This backs up the conclusions of a 2022 study, which found a mismatch between oil and gas companies’ discourse and pledges vs their actions and investments. These large companies used a variety of communication strategies to portray an image of being environmentally friendly while perpetuating fossil fuel reliance, at once accepting the existence of climate change but justifying inaction or minimal effort to actually change. It concluded that no fossil fuel companies are currently on the way to a clean energy transition, and the increase in communication around renewables after 2015 likely doesn’t represent an increase in renewable investment. This climate delay strategy was named “all talk, little action”: pushing non-transformative ‘solutions’ that lead to climate delay over tangible action.

Strategic climate delay

The 2023 study was initially set up to examine how fossil fuel companies present themselves as a responsible part of the energy transition, through showcasing their small renewable projects online. Instead, the finding of natural gas mentioned in conjunction with renewables actually revealed how these companies strategically use discussion of renewable technologies as a way to reinforce the future of their core business, fossil fuels. These tweets perpetuate the idea that both are necessary. That, despite being a fossil fuel, natural gas is important for the future and is the ‘cleanest’ of all fossil fuel options. 

Essentially, they want to reinforce the status quo, and don’t intend to change their businesses at all.

This messaging also helps companies present fossil fuel extraction as a social good. The most prevalent topic of the natural gas tweets focuses on the role of natural gas in emissions reductions. This framing helps reinforce continued fossil fuel reliance and prevents an actual just transition, by implying that natural gas and renewables are equivalents, while actually continuing fossil fuel use that the world cannot afford.

It’s true that, of all fossil fuels, gas emits the lowest amount of CO2, so it’s technically cleaner than coal or oil. It is still, however, a polluting fossil fuel that we can’t keep using if we’re to meet the goals of the Paris Agreement, and a future of climate justice.

When policymakers and companies refer to a “low-carbon economy”, they are recognizing that there will be some carbon, but it should be as low as possible. Similarly, the tweets from the oil and gas industry refer to natural gas using the phrase “cleaner fuel” not “clean fuel”. These are subtle but strategic distinctions that perpetuate nebulous or simplistic understanding among the general public about the risks and benefits of fossil fuels.

Promoting natural gas as beneficial for the energy transition reinforces carbon lock-in, which contributes to delaying the energy transition to renewables.

This study proved that social media becomes another tool used by powerful companies to strategically maintain a dominant narrative that downplays the need for urgent radical and systemic climate action. The authors described it as ‘strategically communicating about renewables to delay the energy transition and obstruct action on climate change.’

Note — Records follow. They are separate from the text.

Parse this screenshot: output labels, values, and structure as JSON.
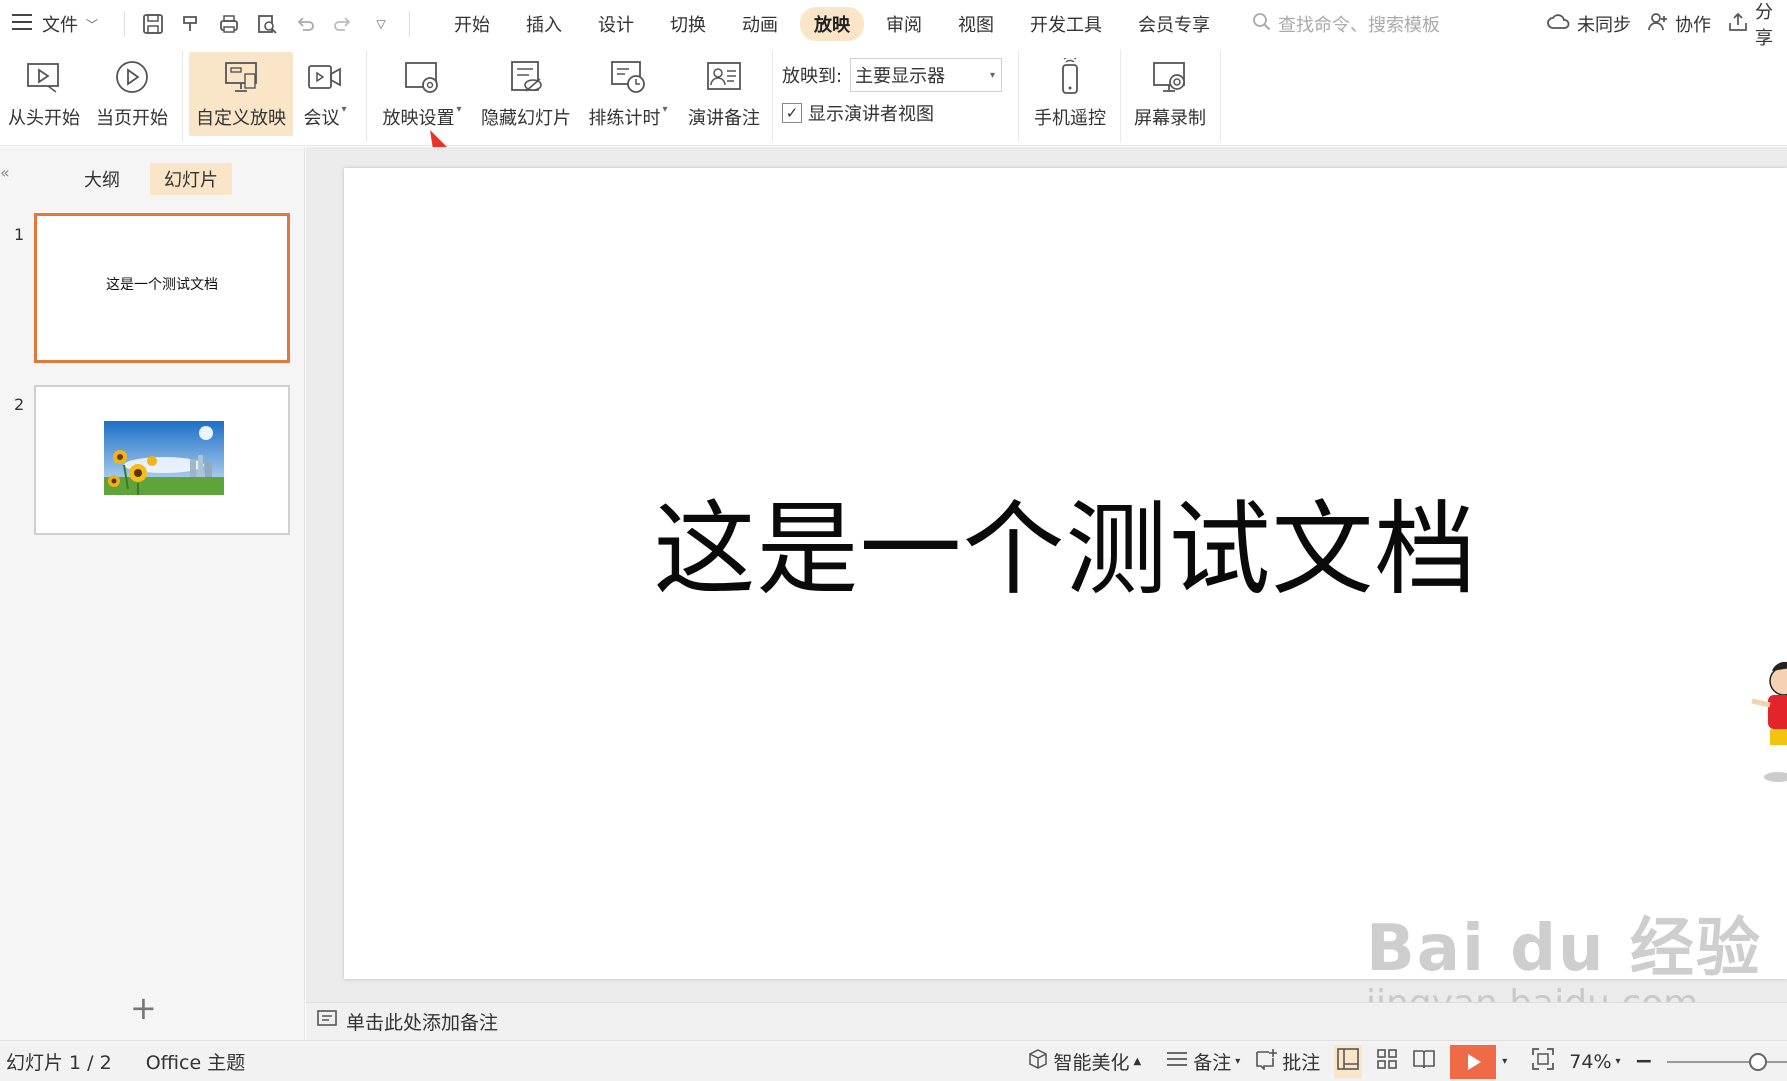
{
  "menubar": {
    "file_label": "文件",
    "tabs": [
      {
        "label": "开始"
      },
      {
        "label": "插入"
      },
      {
        "label": "设计"
      },
      {
        "label": "切换"
      },
      {
        "label": "动画"
      },
      {
        "label": "放映",
        "active": true
      },
      {
        "label": "审阅"
      },
      {
        "label": "视图"
      },
      {
        "label": "开发工具"
      },
      {
        "label": "会员专享"
      }
    ],
    "search_placeholder": "查找命令、搜索模板",
    "sync_label": "未同步",
    "collab_label": "协作",
    "share_label": "分享"
  },
  "ribbon": {
    "from_start": "从头开始",
    "from_current": "当页开始",
    "custom_show": "自定义放映",
    "meeting": "会议",
    "show_settings": "放映设置",
    "hide_slide": "隐藏幻灯片",
    "rehearse": "排练计时",
    "speaker_notes": "演讲备注",
    "play_to_label": "放映到:",
    "play_to_value": "主要显示器",
    "presenter_view_label": "显示演讲者视图",
    "presenter_view_checked": true,
    "remote": "手机遥控",
    "screen_record": "屏幕录制"
  },
  "leftpanel": {
    "tab_outline": "大纲",
    "tab_slides": "幻灯片",
    "slides": [
      {
        "number": "1",
        "text": "这是一个测试文档",
        "selected": true
      },
      {
        "number": "2",
        "text": "",
        "image": "sunflower-city-image"
      }
    ]
  },
  "slide": {
    "title": "这是一个测试文档"
  },
  "notes_placeholder": "单击此处添加备注",
  "statusbar": {
    "slide_count": "幻灯片 1 / 2",
    "theme": "Office 主题",
    "beautify": "智能美化",
    "notes": "备注",
    "comments": "批注",
    "zoom": "74%"
  },
  "watermark": {
    "brand": "Bai du 经验",
    "url": "jingyan.baidu.com"
  },
  "colors": {
    "accent_tab": "#fbe5c8",
    "selected_border": "#e2783e",
    "play_button": "#ef6b47",
    "arrow": "#e8342a"
  }
}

This is why it’s more important than ever that we don’t fall for these lies, and continue to push back.

business as usual for oil and gas companies is becoming more difficult. Presenting themselves as engaged renewable energy promoters through their public messaging provides another mechanism to delay more impactful regulatory measures that could restrict fossil fuel supply, end fossil fuel exploration, and lead to larger transformative changes in the fossil fuel industry.

Let’s make sure they don’t get away with it.